Lately I've been reading lots of nonfiction and a few mysteries, and the book that currently tops the basket beside my reading chair (which is spilling over with research books and wanna-reads) is Alan Bradley's A Red Herring Without Mustard. This is the third in a series that begins with The Sweetness at the Bottom of the Pie. Ever since discovering the detective expertise of Flavia De Luce, an 11-year-old amateur chemist and a determined and brilliant little sleuth, I have been hooked. The delightful Flavia – a mix between Marie Curie, Sherlock Holmes and Pippi Longstocking – along with the charming setting (the English countryside in 1950), and some very clever mystery goings-on are keeping me well occupied and more than a little addicted.

Victory of Eagles From Jo Beverley:

I recently read Naomi Novik's Victory of Eagles. This is the fourth book in the series about a dragon air force in the Napoleonic Wars, starring Temeraire, a mighty dragon. I did enjoy it, especially Temeraire, who is brilliantly portrayed, but I find the long suffering stoicism of  Lawrence, Temeraire's human partner, a bit of a downer.


I've also been revisiting Dr Johnson's London: Everyday Life in London in the Mid 18th Century, which is full of interesting details that might come in useful in A Scandalous Countess, my MIP.
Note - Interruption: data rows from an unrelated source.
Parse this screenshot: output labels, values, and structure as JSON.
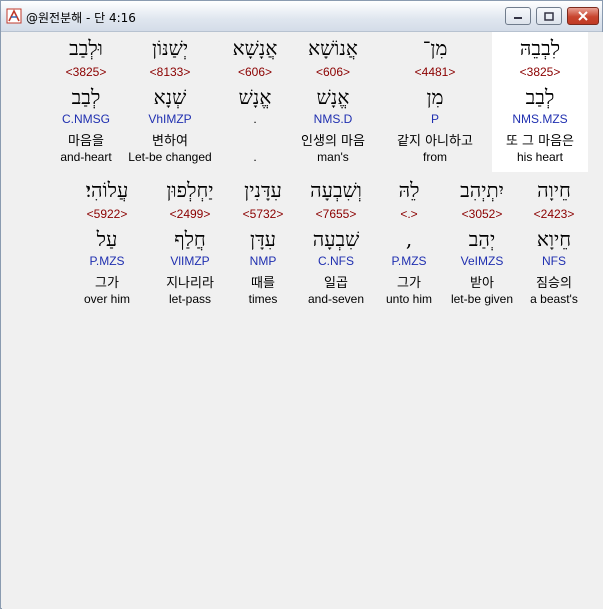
{
  "window": {
    "title": "@원전분해 - 단 4:16"
  },
  "row1": [
    {
      "heb1": "לִבְבֵהּ",
      "strong": "<3825>",
      "heb2": "לְבַב",
      "morph": "NMS.MZS",
      "kor": "또 그 마음은",
      "eng": "his heart"
    },
    {
      "heb1": "מִן־",
      "strong": "<4481>",
      "heb2": "מִן",
      "morph": "P",
      "kor": "같지 아니하고",
      "eng": "from"
    },
    {
      "heb1": "אֲנוֹשָׁא",
      "strong": "<606>",
      "heb2": "אֱנָשׁ",
      "morph": "NMS.D",
      "kor": "인생의 마음",
      "eng": "man's"
    },
    {
      "heb1": "אֲנָשָׁא",
      "strong": "<606>",
      "heb2": "אֱנָשׁ",
      "morph": ".",
      "kor": "",
      "eng": "."
    },
    {
      "heb1": "יְשַׁנּוֹן",
      "strong": "<8133>",
      "heb2": "שְׁנָא",
      "morph": "VhIMZP",
      "kor": "변하여",
      "eng": "Let-be changed"
    },
    {
      "heb1": "וּלְבַב",
      "strong": "<3825>",
      "heb2": "לְבַב",
      "morph": "C.NMSG",
      "kor": "마음을",
      "eng": "and-heart"
    }
  ],
  "row2": [
    {
      "heb1": "חֵיוָה",
      "strong": "<2423>",
      "heb2": "חֵיוָא",
      "morph": "NFS",
      "kor": "짐승의",
      "eng": "a beast's"
    },
    {
      "heb1": "יִתְיְהִב",
      "strong": "<3052>",
      "heb2": "יְהַב",
      "morph": "VeIMZS",
      "kor": "받아",
      "eng": "let-be given"
    },
    {
      "heb1": "לֵהּ",
      "strong": "<.>",
      "heb2": ",",
      "morph": "P.MZS",
      "kor": "그가",
      "eng": "unto him"
    },
    {
      "heb1": "וְשִׁבְעָה",
      "strong": "<7655>",
      "heb2": "שִׁבְעָה",
      "morph": "C.NFS",
      "kor": "일곱",
      "eng": "and-seven"
    },
    {
      "heb1": "עִדָּנִין",
      "strong": "<5732>",
      "heb2": "עִדָּן",
      "morph": "NMP",
      "kor": "때를",
      "eng": "times"
    },
    {
      "heb1": "יַחְלְפוּן",
      "strong": "<2499>",
      "heb2": "חֲלַף",
      "morph": "VlIMZP",
      "kor": "지나리라",
      "eng": "let-pass"
    },
    {
      "heb1": "עֲלוֹהִי׃",
      "strong": "<5922>",
      "heb2": "עַל",
      "morph": "P.MZS",
      "kor": "그가",
      "eng": "over him"
    }
  ]
}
A presumption of death  From Mary Jo Putney:

This gives me a chance to talk about several books!  Dorothy Sayers created the marvelous sleuth Lord Peter Wimsey, and since her death three more books have written by Jill Paton Walsh.  I’ve read and enjoyed all the Lord Peter mysteries, but romance writer to the core, I particularly like the ones about his courtship and marriage to Harriet Vane, the accused murderess he lost his heart to. 

Hence, I’m really enjoying the continuation books because they take place after Lord Peter marries Harriet.  A Presumption of Death takes up their lives in 1940 while Lord Peter is missing and possibly dead on a secret mission in Nazi Europe while Harriet is home keeping things together with their two children as well as the three children of Peter’s sister.  Naturally, a murder occurs and Harriet is drawn into solving it.  I liked this so much that I’ve bought the earlier continuation, Thrones, Dominations (that one was started by Sayers and completed by Paton Walsh). and I want to read the third, The Attenbury Emeralds, entirely written by Jill Paton Walsh, as well.  Wonderful characters, writing, and stories. 

I also just finished Michael Caine’s second memoir, The Elephant to Hollywood.  As The Elephant to Hollywood he says cheerfully, he thought his career was about over when he wrote his first memoir 18 years ago, but that didn’t prove to be the case.  He’s great company—warm and good natured, with terrific self-deprecating stories, including how he found his adored wife, Shakira, in a Maxwell House coffee commercial.  There’s also the subtext of how a poor East End boy who had rickets as a child made the amazing journey to international stardom.

Last but hardly least is Homer’s Odyssey by Gwen Cooper.  Homer is the blind kitten Gwen adopted when no one else wanted him.  Instead of growing up to be a fearful invalid, he turned into an intrepid blind wonder cat, capable of leaping five feet straight into the air to catch flies, and gathering legions of adoring fans.  He also became a role model for Gwen making changes in her own life.  Excellent writing, and a wonderful tale for cat lovers and others.

Homer's Odyssey That’s it for now!  I hope you all saw books you’d like to try. 
Mary Kennedy, you’re the winner of The Bargain, my April book.  (Or another if you have that one.)

We Wenches are considering following Mary's suggestion of occasionally posting other "What We've Been Reading" blogs.  What do you think?  Would you like to see more such posts?

And what have

Mary Jo